→ Work task
List, from the lines below, each one with "sauce" in it.

→ Data for analysis
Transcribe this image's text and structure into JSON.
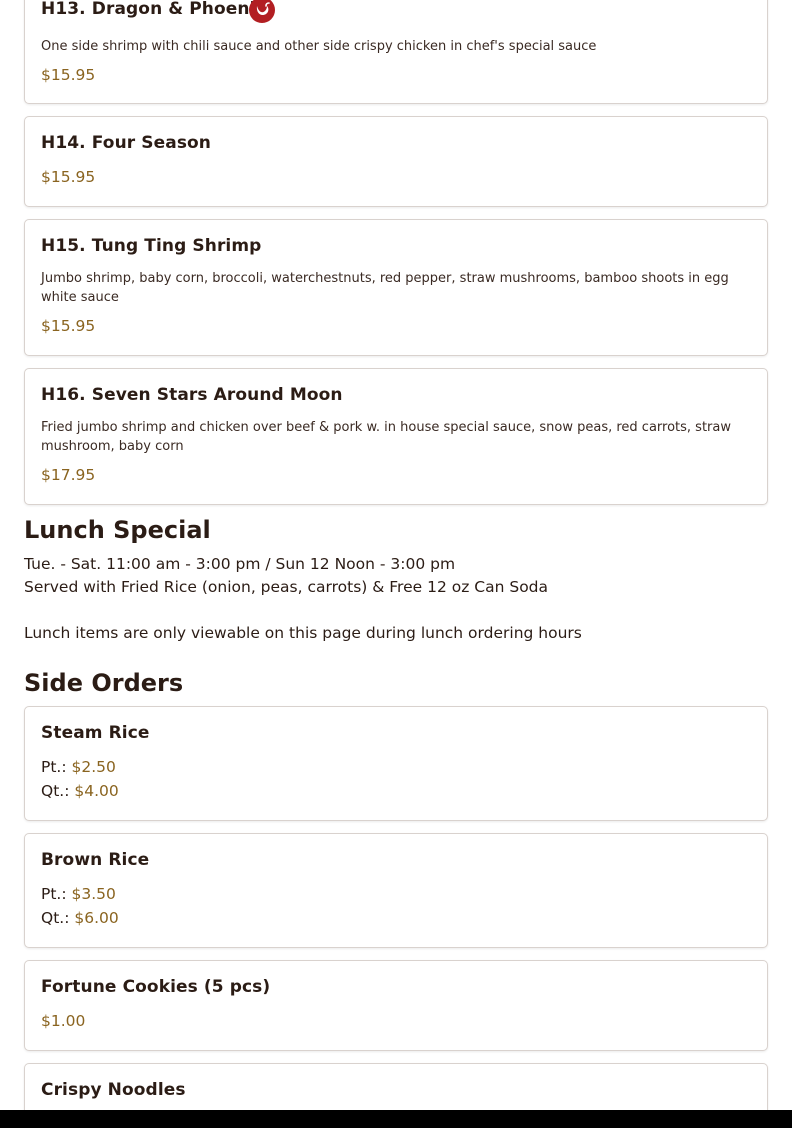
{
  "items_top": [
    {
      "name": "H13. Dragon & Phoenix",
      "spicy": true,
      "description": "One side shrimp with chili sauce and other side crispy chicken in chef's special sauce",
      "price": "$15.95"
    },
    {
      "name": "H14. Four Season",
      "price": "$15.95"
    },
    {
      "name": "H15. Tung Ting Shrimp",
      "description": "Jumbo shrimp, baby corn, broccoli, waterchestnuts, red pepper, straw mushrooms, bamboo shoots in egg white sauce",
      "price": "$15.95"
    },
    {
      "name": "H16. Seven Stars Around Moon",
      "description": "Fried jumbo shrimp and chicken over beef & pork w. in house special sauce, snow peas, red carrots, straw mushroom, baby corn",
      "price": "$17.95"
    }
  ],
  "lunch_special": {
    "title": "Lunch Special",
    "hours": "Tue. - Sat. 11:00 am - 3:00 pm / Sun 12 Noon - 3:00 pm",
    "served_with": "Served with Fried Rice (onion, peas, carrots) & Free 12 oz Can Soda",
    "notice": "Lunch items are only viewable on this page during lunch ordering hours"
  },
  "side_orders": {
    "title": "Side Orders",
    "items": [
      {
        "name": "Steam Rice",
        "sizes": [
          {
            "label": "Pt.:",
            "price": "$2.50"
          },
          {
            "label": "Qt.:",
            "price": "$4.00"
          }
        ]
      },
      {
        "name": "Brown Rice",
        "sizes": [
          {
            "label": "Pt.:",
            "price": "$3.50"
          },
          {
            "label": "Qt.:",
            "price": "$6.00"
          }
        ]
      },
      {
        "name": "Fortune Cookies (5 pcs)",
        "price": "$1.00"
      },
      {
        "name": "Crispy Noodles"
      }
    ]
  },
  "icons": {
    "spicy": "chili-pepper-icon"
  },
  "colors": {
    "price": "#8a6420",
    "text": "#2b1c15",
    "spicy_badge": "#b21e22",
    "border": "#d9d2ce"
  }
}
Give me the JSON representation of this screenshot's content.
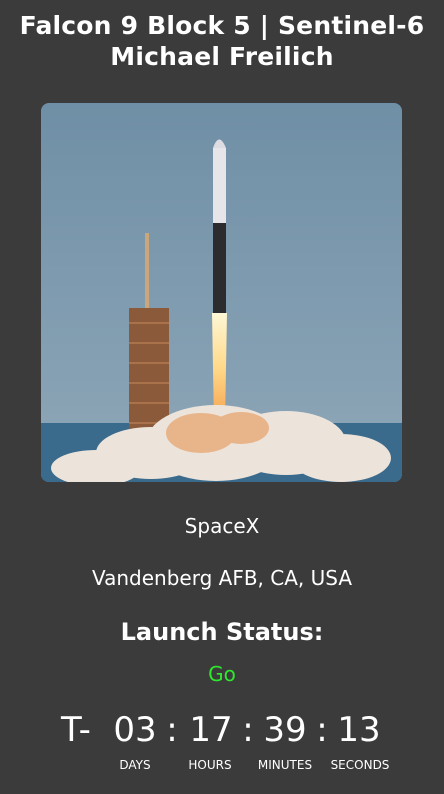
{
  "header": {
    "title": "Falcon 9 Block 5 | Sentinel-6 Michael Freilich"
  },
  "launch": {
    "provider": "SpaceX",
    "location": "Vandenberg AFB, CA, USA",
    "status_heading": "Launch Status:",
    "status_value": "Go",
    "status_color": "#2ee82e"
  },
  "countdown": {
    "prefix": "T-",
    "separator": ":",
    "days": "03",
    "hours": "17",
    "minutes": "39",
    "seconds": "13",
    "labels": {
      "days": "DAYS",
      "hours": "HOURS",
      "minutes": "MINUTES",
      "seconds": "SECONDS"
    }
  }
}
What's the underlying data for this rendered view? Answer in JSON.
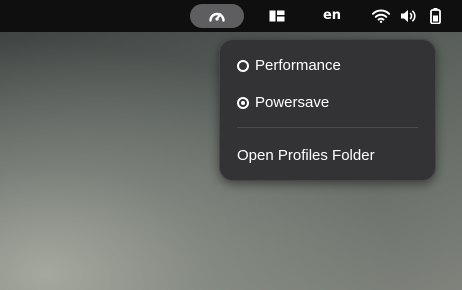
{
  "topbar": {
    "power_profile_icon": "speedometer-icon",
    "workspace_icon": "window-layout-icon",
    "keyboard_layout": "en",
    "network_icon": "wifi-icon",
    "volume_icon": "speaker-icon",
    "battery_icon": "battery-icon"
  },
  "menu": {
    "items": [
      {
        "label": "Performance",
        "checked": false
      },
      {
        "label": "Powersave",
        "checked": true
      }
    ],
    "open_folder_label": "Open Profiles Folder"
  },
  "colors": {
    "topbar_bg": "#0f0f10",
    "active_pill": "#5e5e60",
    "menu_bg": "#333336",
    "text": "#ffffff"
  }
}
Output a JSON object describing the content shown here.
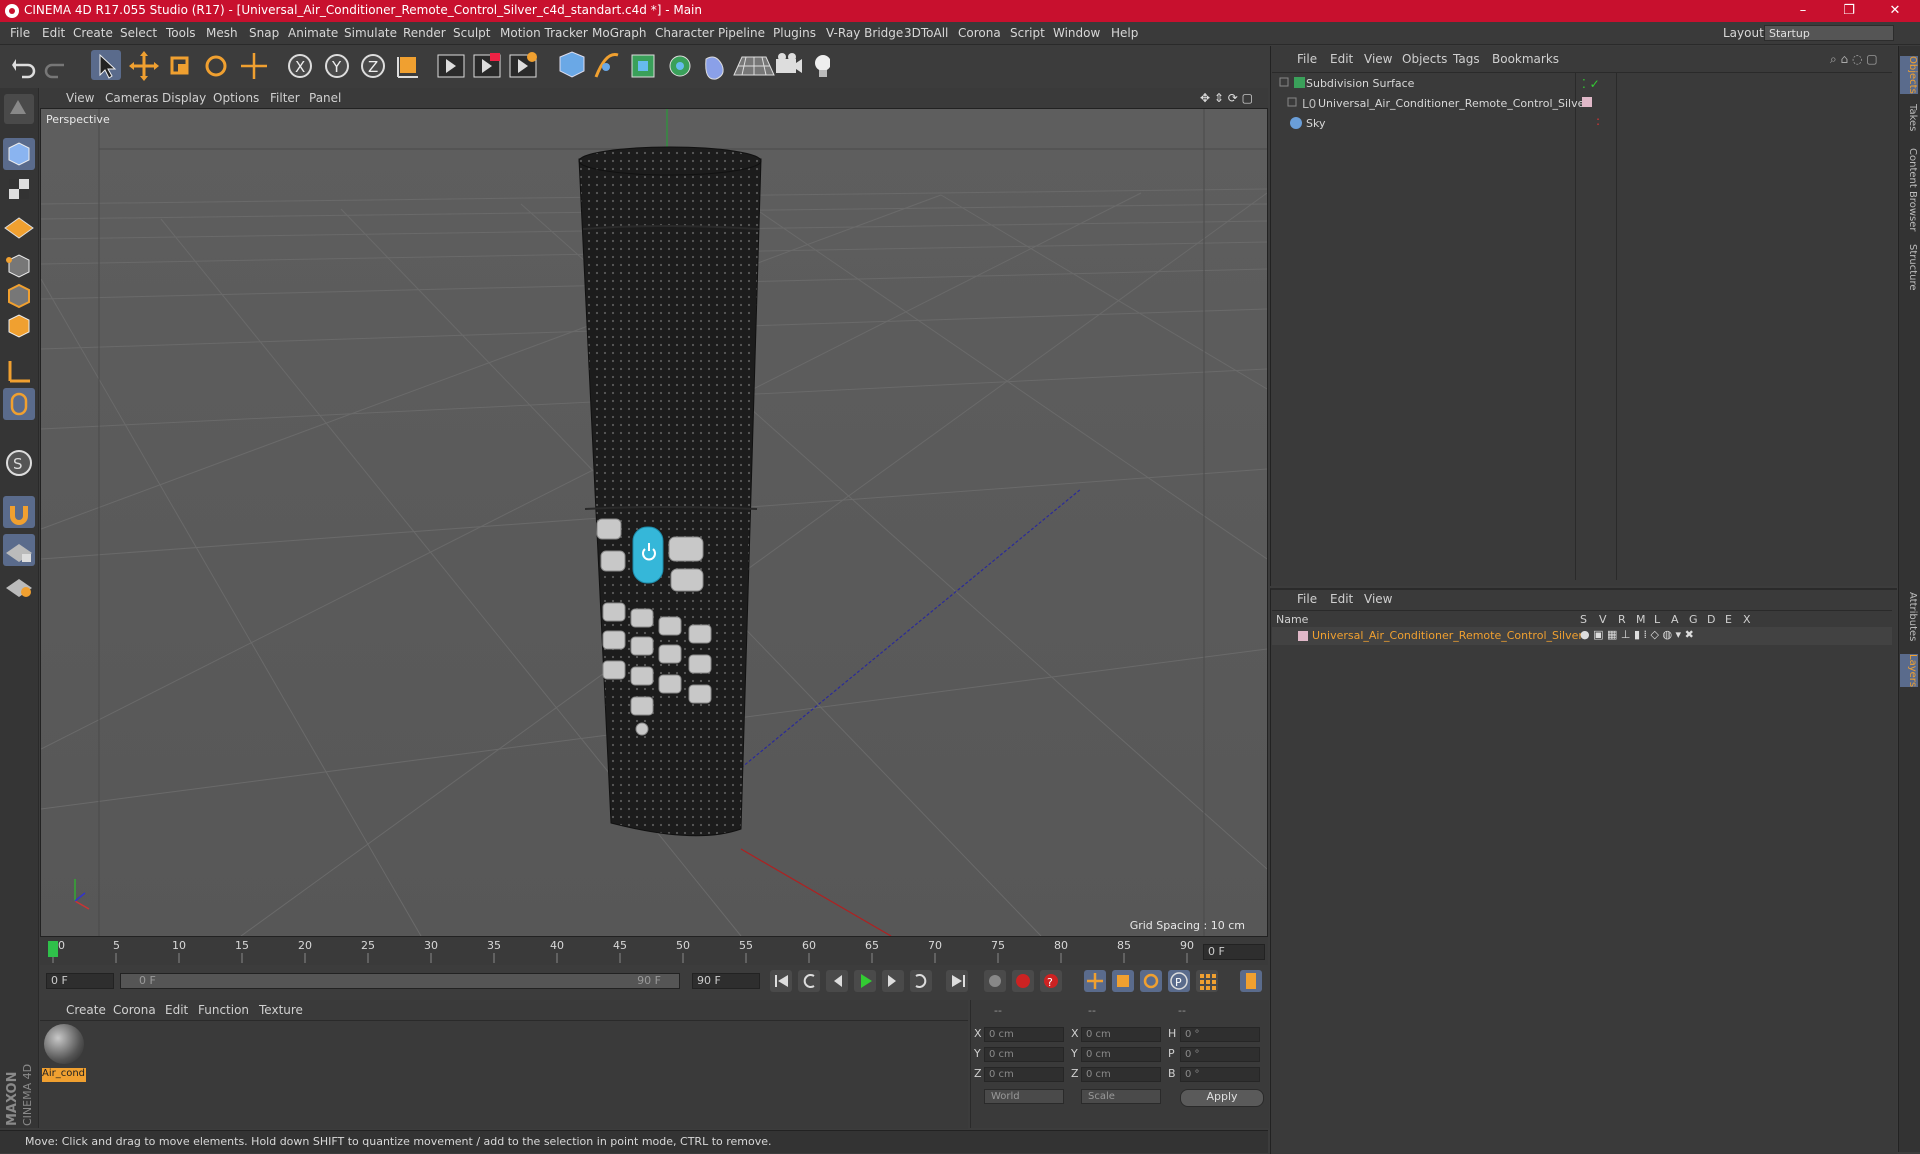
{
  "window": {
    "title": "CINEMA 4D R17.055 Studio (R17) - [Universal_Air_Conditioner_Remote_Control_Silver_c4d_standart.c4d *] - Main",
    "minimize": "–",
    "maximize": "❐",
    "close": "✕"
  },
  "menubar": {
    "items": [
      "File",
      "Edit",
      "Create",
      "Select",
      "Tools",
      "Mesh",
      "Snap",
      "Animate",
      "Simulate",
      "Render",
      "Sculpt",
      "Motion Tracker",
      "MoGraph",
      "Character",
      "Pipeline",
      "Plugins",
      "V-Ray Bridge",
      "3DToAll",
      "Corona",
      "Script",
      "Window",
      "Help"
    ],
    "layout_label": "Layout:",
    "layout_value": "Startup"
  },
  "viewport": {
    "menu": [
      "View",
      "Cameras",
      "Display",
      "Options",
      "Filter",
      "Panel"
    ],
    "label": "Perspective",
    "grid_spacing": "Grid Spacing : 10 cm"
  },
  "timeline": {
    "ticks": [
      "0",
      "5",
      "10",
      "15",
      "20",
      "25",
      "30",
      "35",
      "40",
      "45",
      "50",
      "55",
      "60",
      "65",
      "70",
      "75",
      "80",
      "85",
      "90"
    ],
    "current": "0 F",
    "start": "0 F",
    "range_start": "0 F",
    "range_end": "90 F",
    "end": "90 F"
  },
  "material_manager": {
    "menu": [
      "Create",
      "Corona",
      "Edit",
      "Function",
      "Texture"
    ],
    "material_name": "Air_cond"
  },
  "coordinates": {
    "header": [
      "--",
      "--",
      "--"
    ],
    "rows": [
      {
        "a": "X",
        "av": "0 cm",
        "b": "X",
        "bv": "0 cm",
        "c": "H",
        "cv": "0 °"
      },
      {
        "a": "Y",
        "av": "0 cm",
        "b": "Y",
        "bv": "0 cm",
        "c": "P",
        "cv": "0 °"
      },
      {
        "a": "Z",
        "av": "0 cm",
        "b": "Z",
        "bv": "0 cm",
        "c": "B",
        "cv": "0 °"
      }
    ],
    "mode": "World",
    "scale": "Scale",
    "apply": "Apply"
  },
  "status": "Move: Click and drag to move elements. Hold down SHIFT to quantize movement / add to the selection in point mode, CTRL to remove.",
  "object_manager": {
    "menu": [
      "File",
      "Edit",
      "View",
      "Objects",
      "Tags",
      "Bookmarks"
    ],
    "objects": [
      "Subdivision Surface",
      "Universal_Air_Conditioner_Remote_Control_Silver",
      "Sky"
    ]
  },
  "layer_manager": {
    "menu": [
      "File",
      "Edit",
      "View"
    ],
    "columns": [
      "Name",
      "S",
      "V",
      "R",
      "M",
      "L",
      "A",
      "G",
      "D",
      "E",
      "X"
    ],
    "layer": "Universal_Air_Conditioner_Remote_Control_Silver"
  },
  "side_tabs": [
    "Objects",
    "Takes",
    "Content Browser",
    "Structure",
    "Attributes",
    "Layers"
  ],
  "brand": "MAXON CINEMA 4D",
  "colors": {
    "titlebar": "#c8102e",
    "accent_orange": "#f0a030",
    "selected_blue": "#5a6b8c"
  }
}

→ Task answer
      "description": "One side shrimp with chili sauce and other side crispy chicken in chef's special sauce",
      "description": "Jumbo shrimp, baby corn, broccoli, waterchestnuts, red pepper, straw mushrooms, bamboo shoots in egg white sauce",
      "description": "Fried jumbo shrimp and chicken over beef & pork w. in house special sauce, snow peas, red carrots, straw mushroom, baby corn",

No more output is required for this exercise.